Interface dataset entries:

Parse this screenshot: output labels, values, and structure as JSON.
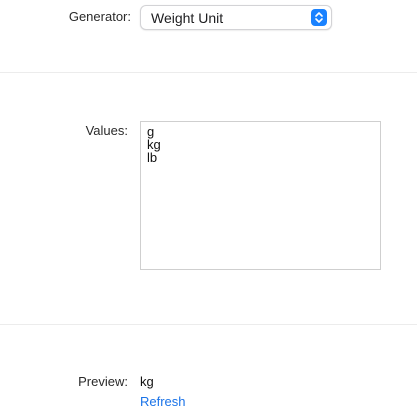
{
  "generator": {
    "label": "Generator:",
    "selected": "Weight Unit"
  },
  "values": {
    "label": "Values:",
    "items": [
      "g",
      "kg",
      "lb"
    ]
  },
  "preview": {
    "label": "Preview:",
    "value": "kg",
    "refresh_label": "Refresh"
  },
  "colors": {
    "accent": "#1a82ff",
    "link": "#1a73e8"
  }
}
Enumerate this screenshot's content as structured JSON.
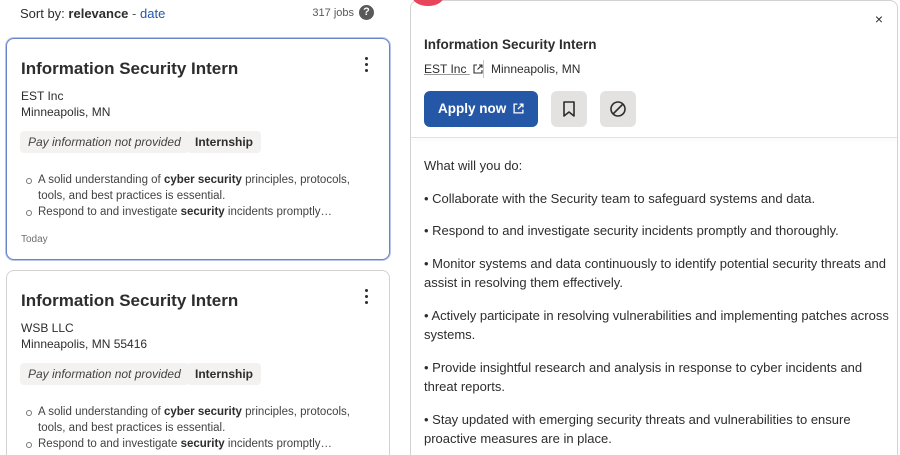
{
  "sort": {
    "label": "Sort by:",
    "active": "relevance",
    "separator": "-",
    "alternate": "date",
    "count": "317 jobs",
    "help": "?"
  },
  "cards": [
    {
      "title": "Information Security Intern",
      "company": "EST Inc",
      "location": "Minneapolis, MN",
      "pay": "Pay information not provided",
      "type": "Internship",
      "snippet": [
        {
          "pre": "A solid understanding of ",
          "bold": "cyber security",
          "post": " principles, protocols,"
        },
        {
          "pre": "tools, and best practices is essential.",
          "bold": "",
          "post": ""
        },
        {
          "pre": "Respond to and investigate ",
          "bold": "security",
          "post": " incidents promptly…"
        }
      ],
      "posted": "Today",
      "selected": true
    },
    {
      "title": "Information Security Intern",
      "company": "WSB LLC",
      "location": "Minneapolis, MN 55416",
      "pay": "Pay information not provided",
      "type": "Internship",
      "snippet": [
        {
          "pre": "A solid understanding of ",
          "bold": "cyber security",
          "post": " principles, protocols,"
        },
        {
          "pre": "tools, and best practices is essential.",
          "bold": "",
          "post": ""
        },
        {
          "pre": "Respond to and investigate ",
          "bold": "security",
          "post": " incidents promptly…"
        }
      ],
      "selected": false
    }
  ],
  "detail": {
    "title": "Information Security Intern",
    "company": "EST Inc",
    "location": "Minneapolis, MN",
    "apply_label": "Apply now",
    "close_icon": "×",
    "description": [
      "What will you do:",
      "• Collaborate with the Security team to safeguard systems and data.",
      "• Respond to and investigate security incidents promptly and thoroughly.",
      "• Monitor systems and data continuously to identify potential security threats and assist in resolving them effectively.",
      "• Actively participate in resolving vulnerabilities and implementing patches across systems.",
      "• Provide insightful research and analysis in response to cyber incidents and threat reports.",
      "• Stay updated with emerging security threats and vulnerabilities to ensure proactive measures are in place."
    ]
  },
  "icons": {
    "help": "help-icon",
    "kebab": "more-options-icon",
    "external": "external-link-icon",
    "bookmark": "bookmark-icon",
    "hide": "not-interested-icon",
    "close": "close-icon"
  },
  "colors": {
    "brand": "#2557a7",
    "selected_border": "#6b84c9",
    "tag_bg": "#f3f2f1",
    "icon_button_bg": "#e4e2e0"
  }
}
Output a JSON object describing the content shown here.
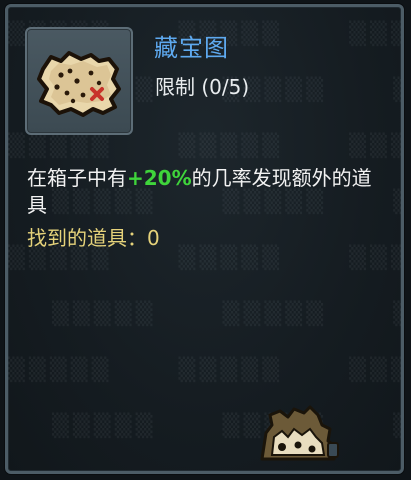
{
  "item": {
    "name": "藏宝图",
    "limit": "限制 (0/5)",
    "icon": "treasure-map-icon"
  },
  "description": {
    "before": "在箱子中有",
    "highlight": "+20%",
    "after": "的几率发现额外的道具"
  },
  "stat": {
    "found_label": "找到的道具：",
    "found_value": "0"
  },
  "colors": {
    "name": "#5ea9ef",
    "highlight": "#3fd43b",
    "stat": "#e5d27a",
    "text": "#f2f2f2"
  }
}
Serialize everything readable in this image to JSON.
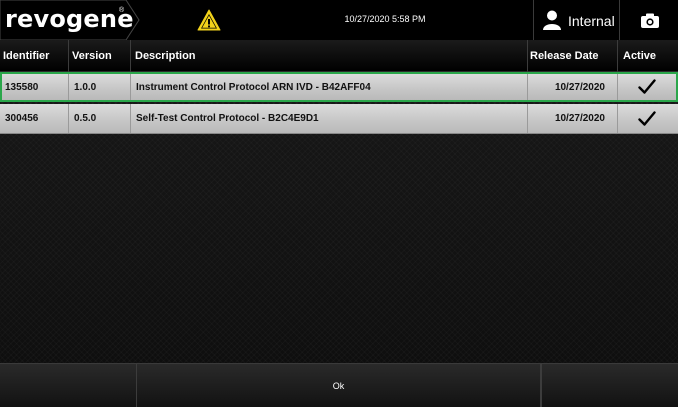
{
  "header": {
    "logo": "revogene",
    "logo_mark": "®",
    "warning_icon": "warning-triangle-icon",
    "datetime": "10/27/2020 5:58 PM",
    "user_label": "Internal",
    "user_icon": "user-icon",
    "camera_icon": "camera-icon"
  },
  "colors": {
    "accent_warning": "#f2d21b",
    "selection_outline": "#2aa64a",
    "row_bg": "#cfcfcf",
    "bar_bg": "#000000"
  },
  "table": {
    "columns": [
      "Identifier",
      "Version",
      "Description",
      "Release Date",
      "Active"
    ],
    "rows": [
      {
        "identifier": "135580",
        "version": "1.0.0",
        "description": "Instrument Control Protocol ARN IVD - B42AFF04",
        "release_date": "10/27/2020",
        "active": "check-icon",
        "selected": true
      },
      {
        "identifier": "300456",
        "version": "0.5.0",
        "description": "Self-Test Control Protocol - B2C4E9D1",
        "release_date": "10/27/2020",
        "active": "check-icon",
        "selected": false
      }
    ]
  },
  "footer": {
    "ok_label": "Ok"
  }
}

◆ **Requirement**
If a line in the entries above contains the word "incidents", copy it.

◆ **Exercise solution**
          "post": " incidents promptly…"
          "post": " incidents promptly…"
      "• Respond to and investigate security incidents promptly and thoroughly.",
      "• Provide insightful research and analysis in response to cyber incidents and threat reports.",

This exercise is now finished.